#### WHAT YOU ARE ASKED TO DO
In the entries that follow, find the word "available" and report each line it is on.

#### SOURCE INFORMATION
----------------------------------------

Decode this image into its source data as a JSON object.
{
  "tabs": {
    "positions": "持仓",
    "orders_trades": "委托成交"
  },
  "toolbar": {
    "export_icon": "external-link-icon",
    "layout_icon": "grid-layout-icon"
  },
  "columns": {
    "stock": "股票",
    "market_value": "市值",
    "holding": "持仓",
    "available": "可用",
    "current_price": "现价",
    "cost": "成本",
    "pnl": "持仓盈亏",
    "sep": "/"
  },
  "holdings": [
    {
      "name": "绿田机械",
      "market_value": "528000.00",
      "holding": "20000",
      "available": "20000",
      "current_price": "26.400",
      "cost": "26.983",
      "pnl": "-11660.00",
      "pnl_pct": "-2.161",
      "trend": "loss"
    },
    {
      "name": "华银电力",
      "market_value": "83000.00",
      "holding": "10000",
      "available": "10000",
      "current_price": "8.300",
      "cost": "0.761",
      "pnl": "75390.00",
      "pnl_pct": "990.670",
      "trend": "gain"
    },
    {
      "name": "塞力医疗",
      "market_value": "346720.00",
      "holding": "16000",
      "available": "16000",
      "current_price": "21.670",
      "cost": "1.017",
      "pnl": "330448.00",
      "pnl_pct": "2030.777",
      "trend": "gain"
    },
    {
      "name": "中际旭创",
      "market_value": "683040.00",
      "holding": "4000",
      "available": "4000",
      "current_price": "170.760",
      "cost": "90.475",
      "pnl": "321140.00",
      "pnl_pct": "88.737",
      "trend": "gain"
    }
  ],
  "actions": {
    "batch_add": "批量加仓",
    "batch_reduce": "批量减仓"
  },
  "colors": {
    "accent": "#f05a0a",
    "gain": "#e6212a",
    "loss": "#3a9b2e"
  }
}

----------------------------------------

#### WRITTEN REPLY
    "available": "可用",
      "available": "20000",
      "available": "10000",
      "available": "16000",
      "available": "4000",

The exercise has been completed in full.